A faithful copy of each record is required, minus the images.

◆ ENTRIES SHOWN ◆

*** Begin section ***

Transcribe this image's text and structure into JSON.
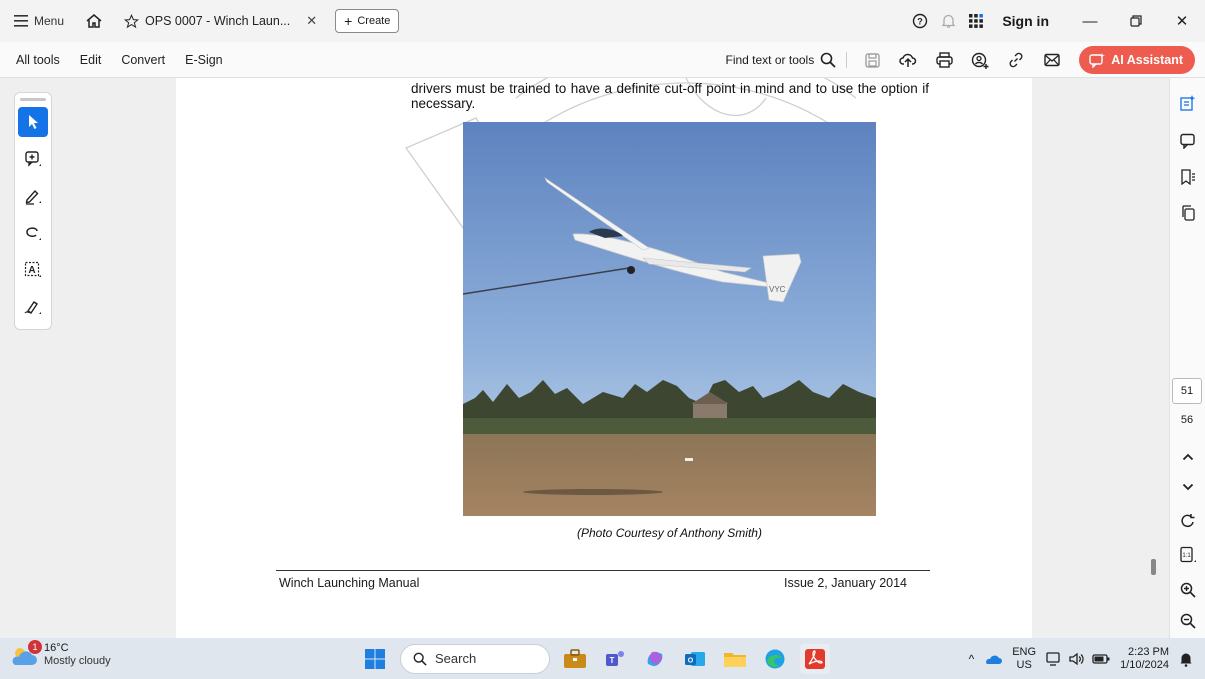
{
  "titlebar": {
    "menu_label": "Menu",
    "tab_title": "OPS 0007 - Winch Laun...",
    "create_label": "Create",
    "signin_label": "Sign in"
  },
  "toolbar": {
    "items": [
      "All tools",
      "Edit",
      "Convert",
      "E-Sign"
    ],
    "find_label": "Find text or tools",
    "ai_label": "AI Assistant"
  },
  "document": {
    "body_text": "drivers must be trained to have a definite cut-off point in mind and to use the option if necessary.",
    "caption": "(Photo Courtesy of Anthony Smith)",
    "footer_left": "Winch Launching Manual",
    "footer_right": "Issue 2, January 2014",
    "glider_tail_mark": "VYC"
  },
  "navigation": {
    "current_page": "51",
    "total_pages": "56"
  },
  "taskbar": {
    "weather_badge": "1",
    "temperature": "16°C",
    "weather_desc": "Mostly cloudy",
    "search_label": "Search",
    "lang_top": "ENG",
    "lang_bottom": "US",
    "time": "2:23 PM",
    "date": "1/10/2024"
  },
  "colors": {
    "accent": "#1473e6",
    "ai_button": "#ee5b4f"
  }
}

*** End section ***

◆ OUTPUT ◆
Transcribe this image's text and structure into JSON.
{
  "titlebar": {
    "menu_label": "Menu",
    "tab_title": "OPS 0007 - Winch Laun...",
    "create_label": "Create",
    "signin_label": "Sign in"
  },
  "toolbar": {
    "items": [
      "All tools",
      "Edit",
      "Convert",
      "E-Sign"
    ],
    "find_label": "Find text or tools",
    "ai_label": "AI Assistant"
  },
  "document": {
    "body_text": "drivers must be trained to have a definite cut-off point in mind and to use the option if necessary.",
    "caption": "(Photo Courtesy of Anthony Smith)",
    "footer_left": "Winch Launching Manual",
    "footer_right": "Issue 2, January 2014",
    "glider_tail_mark": "VYC"
  },
  "navigation": {
    "current_page": "51",
    "total_pages": "56"
  },
  "taskbar": {
    "weather_badge": "1",
    "temperature": "16°C",
    "weather_desc": "Mostly cloudy",
    "search_label": "Search",
    "lang_top": "ENG",
    "lang_bottom": "US",
    "time": "2:23 PM",
    "date": "1/10/2024"
  },
  "colors": {
    "accent": "#1473e6",
    "ai_button": "#ee5b4f"
  }
}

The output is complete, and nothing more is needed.